_Website and app data records_
====================

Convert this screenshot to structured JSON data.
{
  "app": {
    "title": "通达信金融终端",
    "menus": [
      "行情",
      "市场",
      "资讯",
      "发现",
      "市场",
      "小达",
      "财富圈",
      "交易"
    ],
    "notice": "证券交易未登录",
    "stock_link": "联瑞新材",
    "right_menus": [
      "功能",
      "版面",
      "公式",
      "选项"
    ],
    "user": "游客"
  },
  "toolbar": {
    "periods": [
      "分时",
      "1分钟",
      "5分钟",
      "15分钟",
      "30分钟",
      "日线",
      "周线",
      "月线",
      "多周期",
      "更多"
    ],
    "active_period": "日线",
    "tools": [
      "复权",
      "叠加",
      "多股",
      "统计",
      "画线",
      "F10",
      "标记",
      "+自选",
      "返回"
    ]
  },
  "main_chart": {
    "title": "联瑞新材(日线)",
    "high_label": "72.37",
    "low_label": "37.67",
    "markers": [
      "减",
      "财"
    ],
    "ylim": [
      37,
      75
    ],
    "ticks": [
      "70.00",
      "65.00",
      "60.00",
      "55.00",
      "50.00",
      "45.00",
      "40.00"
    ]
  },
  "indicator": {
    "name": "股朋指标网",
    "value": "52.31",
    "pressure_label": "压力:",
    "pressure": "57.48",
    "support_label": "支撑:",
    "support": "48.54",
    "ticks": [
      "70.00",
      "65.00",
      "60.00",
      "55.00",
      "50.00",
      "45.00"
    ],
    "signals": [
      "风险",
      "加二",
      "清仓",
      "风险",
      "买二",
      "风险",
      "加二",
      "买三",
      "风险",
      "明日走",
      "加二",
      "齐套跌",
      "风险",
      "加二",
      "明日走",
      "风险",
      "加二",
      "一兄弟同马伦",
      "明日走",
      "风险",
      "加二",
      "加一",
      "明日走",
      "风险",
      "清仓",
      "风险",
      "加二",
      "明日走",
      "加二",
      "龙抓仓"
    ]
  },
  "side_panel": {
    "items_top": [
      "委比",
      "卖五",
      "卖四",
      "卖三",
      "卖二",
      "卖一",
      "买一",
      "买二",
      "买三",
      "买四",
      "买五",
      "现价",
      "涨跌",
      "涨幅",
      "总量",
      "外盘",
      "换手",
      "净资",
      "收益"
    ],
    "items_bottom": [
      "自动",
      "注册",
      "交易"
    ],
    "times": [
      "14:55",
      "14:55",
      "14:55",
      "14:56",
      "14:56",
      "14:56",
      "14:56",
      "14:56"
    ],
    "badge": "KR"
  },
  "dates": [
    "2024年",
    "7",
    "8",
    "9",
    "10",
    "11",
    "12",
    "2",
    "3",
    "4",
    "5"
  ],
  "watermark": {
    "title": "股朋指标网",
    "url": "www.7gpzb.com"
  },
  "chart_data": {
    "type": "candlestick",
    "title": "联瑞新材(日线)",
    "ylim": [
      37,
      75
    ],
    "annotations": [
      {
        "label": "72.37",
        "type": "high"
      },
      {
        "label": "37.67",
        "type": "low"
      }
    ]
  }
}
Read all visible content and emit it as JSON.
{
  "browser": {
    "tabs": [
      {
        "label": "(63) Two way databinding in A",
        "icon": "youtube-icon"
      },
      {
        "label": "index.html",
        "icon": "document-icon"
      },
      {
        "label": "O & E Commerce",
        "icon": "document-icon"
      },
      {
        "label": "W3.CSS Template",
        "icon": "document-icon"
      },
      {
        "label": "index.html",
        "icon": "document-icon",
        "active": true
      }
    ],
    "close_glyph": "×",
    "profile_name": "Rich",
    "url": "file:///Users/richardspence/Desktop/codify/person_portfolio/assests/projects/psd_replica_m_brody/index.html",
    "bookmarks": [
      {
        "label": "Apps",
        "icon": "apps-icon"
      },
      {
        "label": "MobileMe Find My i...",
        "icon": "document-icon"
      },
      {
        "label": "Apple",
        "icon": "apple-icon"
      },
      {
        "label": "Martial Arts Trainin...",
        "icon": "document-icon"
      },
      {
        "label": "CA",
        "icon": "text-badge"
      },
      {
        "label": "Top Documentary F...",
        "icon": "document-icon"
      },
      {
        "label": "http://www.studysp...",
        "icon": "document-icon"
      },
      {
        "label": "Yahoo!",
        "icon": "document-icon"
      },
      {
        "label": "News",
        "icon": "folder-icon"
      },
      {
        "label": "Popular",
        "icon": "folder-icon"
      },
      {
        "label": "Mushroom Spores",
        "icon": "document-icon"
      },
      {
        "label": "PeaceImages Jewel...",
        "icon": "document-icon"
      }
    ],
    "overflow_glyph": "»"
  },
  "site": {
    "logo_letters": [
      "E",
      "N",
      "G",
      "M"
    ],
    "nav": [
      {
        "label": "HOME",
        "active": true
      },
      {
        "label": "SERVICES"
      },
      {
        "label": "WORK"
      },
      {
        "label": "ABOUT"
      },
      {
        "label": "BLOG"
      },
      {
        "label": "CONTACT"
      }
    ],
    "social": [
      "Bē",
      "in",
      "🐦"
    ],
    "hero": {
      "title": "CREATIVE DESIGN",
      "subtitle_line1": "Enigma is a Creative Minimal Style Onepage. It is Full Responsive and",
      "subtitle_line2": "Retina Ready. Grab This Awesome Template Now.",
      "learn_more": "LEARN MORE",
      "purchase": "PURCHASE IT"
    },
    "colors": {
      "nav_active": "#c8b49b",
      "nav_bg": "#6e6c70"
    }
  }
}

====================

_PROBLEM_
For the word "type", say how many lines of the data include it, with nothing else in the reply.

_FINAL ANSWER_
3